- Transfer RNAs were identified using the tRNAScan-SE program.
- ORFs longer than 200bp and all ORFS with similarity to a protein family HMM or known proteins were annotated as genes
- All ORFs were inspected for alternative start positions
- ORFs with no similarity to other sequence were named predicted proteins
- ORFs with similarity to sequences with unknown function were named conserved hypothetical proteins
- For ORFs with similarity to sequences of known function, we:
- Inspected all corresponding BLAST alignments in order to track biological evidence supporting function
- Consulted literature to identify those proteins experimentally characterized
- Reviewed correspondence to protein families
- Determined standard Enzyme Commission designation, if possible
- Named gene in accordance with Enzyme Commission designation
- Categorized gene by cellular function designation
- Marked unusual genes for further review
Multigene families were constructed by searching each annotated gene against all other genes using BLASTP, requiring matches with E < 1e-5 over 60% of the longer gene length, and subsequently clustering genes with matches.
The genome was renumbered with the start at the putative origin of replication, which was identified as the point of maximum cumulative AT skew (defined as the cumulative sum of A-T/A+T on one strand).
A panel of over two dozen experts was assembled to analyze the genome as part of a Community Annotation Project (CAP). The scientists in this community project could view and submit genome annotations using this website, and they drew together expert analyses of biological pathways.

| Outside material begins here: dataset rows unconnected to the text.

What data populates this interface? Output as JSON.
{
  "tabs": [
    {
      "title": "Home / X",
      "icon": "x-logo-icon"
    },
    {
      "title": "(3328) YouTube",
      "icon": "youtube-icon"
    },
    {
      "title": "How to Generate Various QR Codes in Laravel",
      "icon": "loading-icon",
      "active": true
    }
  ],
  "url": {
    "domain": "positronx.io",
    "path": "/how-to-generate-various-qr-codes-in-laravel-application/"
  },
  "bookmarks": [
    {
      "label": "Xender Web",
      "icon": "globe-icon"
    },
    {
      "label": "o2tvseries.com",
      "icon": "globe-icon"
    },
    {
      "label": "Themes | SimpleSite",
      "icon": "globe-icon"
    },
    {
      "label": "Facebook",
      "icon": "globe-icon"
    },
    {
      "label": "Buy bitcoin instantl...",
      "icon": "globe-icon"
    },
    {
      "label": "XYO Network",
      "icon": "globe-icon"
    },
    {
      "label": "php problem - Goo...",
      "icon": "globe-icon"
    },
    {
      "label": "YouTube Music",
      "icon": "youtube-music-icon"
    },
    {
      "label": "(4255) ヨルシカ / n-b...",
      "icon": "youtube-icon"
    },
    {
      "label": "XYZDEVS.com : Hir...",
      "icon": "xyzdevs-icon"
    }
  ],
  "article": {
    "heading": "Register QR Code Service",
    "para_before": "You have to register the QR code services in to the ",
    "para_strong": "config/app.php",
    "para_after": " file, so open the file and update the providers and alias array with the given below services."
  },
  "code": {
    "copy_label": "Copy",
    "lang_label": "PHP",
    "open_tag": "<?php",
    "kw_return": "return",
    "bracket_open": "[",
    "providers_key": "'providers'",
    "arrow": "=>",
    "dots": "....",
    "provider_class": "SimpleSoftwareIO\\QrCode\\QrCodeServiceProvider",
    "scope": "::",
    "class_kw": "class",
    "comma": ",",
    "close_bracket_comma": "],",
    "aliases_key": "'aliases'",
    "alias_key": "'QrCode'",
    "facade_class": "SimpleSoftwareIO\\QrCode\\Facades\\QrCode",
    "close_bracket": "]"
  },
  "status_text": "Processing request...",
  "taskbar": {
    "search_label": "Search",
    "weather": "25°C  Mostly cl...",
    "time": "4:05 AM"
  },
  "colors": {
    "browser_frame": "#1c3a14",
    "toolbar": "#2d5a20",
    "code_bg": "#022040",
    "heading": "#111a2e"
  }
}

The project culminated in a two day Genome Analysis Meeting at the Broad Institute. CAP participants included:
Everly Conway de Macario
William B Whitman
See Community Annotation Project for more details.
There are exciting times ahead for the Methanosarcina community as four different species are being fully sequenced and microarray projects are underway. Stay tuned for more exciting results...
Questions about the project should be directed to firstname.lastname@example.org.